pMadden said this was her last real interaction with her ex, but the two bands (who are on the same labels) will share a bill May 10 at Thee Parkside when Sleep Genius, the independent record label "born of the San Francisco fog" throws a showcase of its acts: Five mostly-local bands will give their own intimate and brooding examples of how new music is emerging from the underground — and what they're doing to manifest a new direction.
There was nothing subtle about the bodies on stage that night in Oakland, nor the heavily-processed sound that came with it. Along with her collaborator, Jess Labrador, Chasms has a new LP, Subtle Bodies, due this June. Their live show is taking on a slightly different direction, sounding more blown-out and less concerned with pop-song sensibility time constraints. They've upped the ante on noise elements and are beefing up on drone.
"I'm using Alex [Lukas]'s gear. There's a reason," Madden said. "Alex is my shaman, oracle, and engineer." She explained that the pedals she's been using are not meant for her bass guitar. "It's the first time Jess has ever kept a live take of mine and not edited it." Labrador is the songwriter, vocalist, guitarist, and sometime drum programmer in this dark duo. "I could never do any of that without experiencing Alex or Sarah."
Alongside a DX7ii synthesizer and other assorted gear, we're huddled — Lukas, Madden, and I — inside his tidy Bayview District trailer. Other like-minded artists reside on the property, but his studio hasn't been completely set up since he was priced out of his old 18th and Mission space, after his landlord raised the rent by 40 percent.

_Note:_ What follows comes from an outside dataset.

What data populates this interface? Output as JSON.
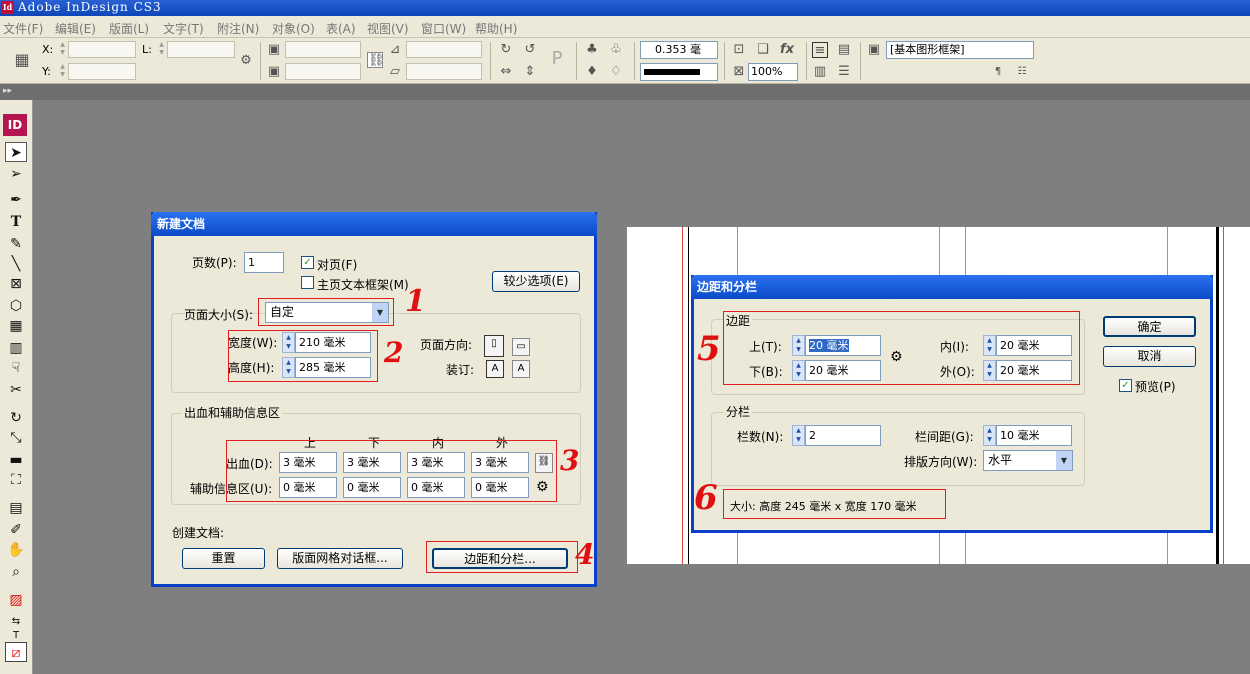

"The cost of living here is so high. People funnel so much of their money into rent," he said. Having weathered two tech booms as an artist in the Bay Area — he's been here since 1998 — Lukas knows what it's like to sell CDs at Amoeba for "a brick of cheese."
His dwelling is, nevertheless, a cozy hideaway, well-stocked with cassettes and a pretty chill black cat. We chat about how his ties with Madden run deeper than just his influence over how she plays. For one, they spent much of 2013 together at the helm of The Lab , a long-standing visual and performance art space near 16th & Mission that has seen many incarnations over the years.
"There aren't a lot of spaces like [The Lab] in San Francisco anymore. When Sarah and then [Shannon] kept it active with shows and performances, it sort of compromised The Lab's role as a venue for visual art, but made it more important than ever as a performance space," he said.
Under their collective watch, The Lab hosted a variety of underground or emerging acts, like Wreck & Reference, Some Ember, Austin Cesear, Marshstepper, Disappearing People, and Dorian Wood.
Madden claimed the types of shows she was booking weren't "artsy enough" for a visual arts space to be left alone by the city's Entertainment Commission. Finding a platform for these types of acts is, she says, the bigger concern in the current "cultural economy" in San Francisco.
"People work high-paying jobs that require their brain. When they get off work, they wanna get shitfaced and hear Toro Y Moi. They don't wanna go deep in some experimental avant, industrial shit. They want their brains to be massaged and they want to go to sleep, wake up, do it again and eat some fuckin' food-truck food."
She notes Oakland is sustaining as an impressive platform for the underbelly of electronic music. "They have a fortified interest in outsider stuff." She hopes the culture in San Francisco shifts underground again, but in the meantime is happy to book at more traditional venues including Brick & Mortar, The Night Light and Elbo Room.
"It's not about the space, even as intimate as it was. I want to give the local bands the best deal that I can and not risk it getting broken up. Lots of rad shit's going to have to happen in a bar space."
Sleep Genius Presents: Ringo Deathstarr with Sleep Genius artists Bad News, Chasms, Never Knows, and Cry
May 10, 9pm, $10-12
1600 17th St, SF